A few years ago, Gayle Robinson was faced with three difficult choices.
After running Robinson’s Outdoor Store for the past 12 years, Robinson could sell the businesses that has been in her family for generations, she could close it, or hand over the reigns to her daughter, Erin Boggs in partnership with long-time employee Matt King.
But selling the business could potentially mean the new owner would close it. She chose the later and the trio recently signed succession papers for the business at 1307 Broad St. in downtown Victoria. Boggs will be the fourth generation of Robinsons to take over the business.
“This has been such a personal ride for me. It’s not just the business, it’s everything it means for family, for personal growth, just in the business world and the people I’ve met, the customers we’ve gotten to know, the adventures I’ve taken, the travel it’s provided … It’s been the mostamazingride of my life,” said Robinson, 61, who has had the opportunity to travel to places such as Nepal, Peru and the Galapagos Islands.
It was Robinson’s great-grandfather George who founded the bicycle sales/repair shop-turned hiking, adventure travel and flyfishing store in the 1929. While many of Robinson’s relatives worked at the store at one point in their life, it was not something Robinson wanted for herself at first.

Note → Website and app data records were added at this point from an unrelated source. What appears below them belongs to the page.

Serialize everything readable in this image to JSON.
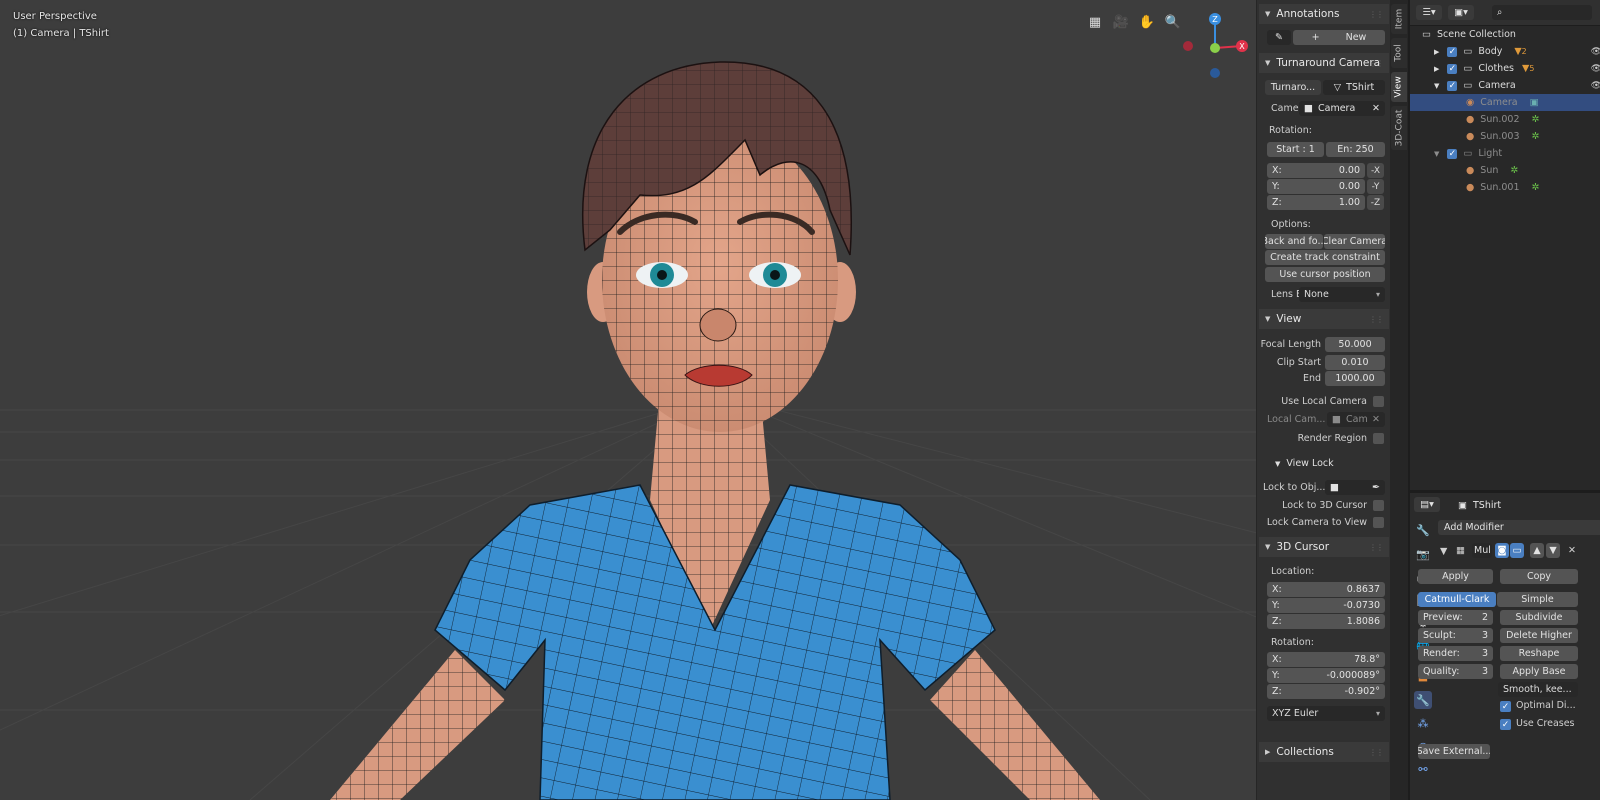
{
  "viewport": {
    "perspective_label": "User Perspective",
    "camera_label": "(1) Camera | TShirt",
    "axes": {
      "z": "Z",
      "x": "X"
    }
  },
  "npanel": {
    "tabs": [
      "Item",
      "Tool",
      "View",
      "3D-Coat"
    ],
    "annotations": {
      "title": "Annotations",
      "new_label": "New",
      "plus": "+"
    },
    "turnaround": {
      "title": "Turnaround Camera",
      "tab_a": "Turnaro...",
      "tab_b": "TShirt",
      "camera_label": "Came",
      "camera_value": "Camera",
      "rotation_label": "Rotation:",
      "start": "Start : 1",
      "end": "En:  250",
      "xyz": [
        {
          "axis": "X:",
          "value": "0.00",
          "neg": "-X"
        },
        {
          "axis": "Y:",
          "value": "0.00",
          "neg": "-Y"
        },
        {
          "axis": "Z:",
          "value": "1.00",
          "neg": "-Z"
        }
      ],
      "options_label": "Options:",
      "back_forth": "Back and fo...",
      "clear_camera": "Clear Camera",
      "create_track": "Create track constraint",
      "use_cursor": "Use cursor position",
      "lens_label": "Lens E",
      "lens_value": "None"
    },
    "view": {
      "title": "View",
      "focal_label": "Focal Length",
      "focal_value": "50.000",
      "clip_start_label": "Clip Start",
      "clip_start_value": "0.010",
      "end_label": "End",
      "end_value": "1000.00",
      "use_local_camera": "Use Local Camera",
      "local_cam_label": "Local Cam...",
      "local_cam_value": "Cam",
      "render_region": "Render Region",
      "view_lock_title": "View Lock",
      "lock_to_obj": "Lock to Obj...",
      "lock_3d_cursor": "Lock to 3D Cursor",
      "lock_camera_view": "Lock Camera to View"
    },
    "cursor": {
      "title": "3D Cursor",
      "location_label": "Location:",
      "location": [
        {
          "axis": "X:",
          "value": "0.8637"
        },
        {
          "axis": "Y:",
          "value": "-0.0730"
        },
        {
          "axis": "Z:",
          "value": "1.8086"
        }
      ],
      "rotation_label": "Rotation:",
      "rotation": [
        {
          "axis": "X:",
          "value": "78.8°"
        },
        {
          "axis": "Y:",
          "value": "-0.000089°"
        },
        {
          "axis": "Z:",
          "value": "-0.902°"
        }
      ],
      "mode": "XYZ Euler"
    },
    "collections_title": "Collections"
  },
  "outliner": {
    "root": "Scene Collection",
    "items": [
      {
        "name": "Body",
        "badge": "2"
      },
      {
        "name": "Clothes",
        "badge": "5"
      },
      {
        "name": "Camera",
        "badge": ""
      },
      {
        "name": "Camera",
        "badge": ""
      },
      {
        "name": "Sun.002",
        "badge": ""
      },
      {
        "name": "Sun.003",
        "badge": ""
      },
      {
        "name": "Light",
        "badge": ""
      },
      {
        "name": "Sun",
        "badge": ""
      },
      {
        "name": "Sun.001",
        "badge": ""
      }
    ]
  },
  "properties": {
    "object_name": "TShirt",
    "add_modifier": "Add Modifier",
    "modifier_name": "Mul",
    "apply": "Apply",
    "copy": "Copy",
    "catmull": "Catmull-Clark",
    "simple": "Simple",
    "preview_label": "Preview:",
    "preview_value": "2",
    "sculpt_label": "Sculpt:",
    "sculpt_value": "3",
    "render_label": "Render:",
    "render_value": "3",
    "quality_label": "Quality:",
    "quality_value": "3",
    "subdivide": "Subdivide",
    "delete_higher": "Delete Higher",
    "reshape": "Reshape",
    "apply_base": "Apply Base",
    "smooth": "Smooth, kee...",
    "optimal": "Optimal Di...",
    "use_creases": "Use Creases",
    "save_external": "Save External..."
  },
  "colors": {
    "accent": "#4a7fc1",
    "selected_row": "#334d80",
    "shirt": "#3a8fd0",
    "skin": "#d89a80"
  }
}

She wanted to travel the world, but after eight years of living away, she realized Victoria was home, and in 2005, she purchased the business from her father. She admits the store almost shut down when she first took over, but now Robinson is excited to show Boggs and Kings the ropes.
Knowing she won’t be at the helm has been a difficult thing for Robinson to wrap her head around.
“I realized I wasn’t the future and it took a while to get my head around that,” said Robinson, “You can’t be everything to everyone, so decide who you’re going to be and what you’re going to do and do it really well.”
It’s an experience Boggs and King are excited to embark upon as well. While Boggs had worked in the store throughout her teenage years, she first realized she wanted to take over the family business while on an 18-day trek in Nepal. She was fully immersed in the culture of the area when she realized traveling was a job she wanted to share with everyone. It’s a decision Boggs feels she chose, rather than being forced into.
“The coolest thing about customers walking in is they’re so excited to talk to someone who has been there and I get to talk about my trip,” Boggs said.
As for King, he grew up with the store, starting as a stock boy, before slowing moving his way up the ranks. Robinson will mentor Boggs and King and slowly transfer knowledge and leadership of the store over the next five years.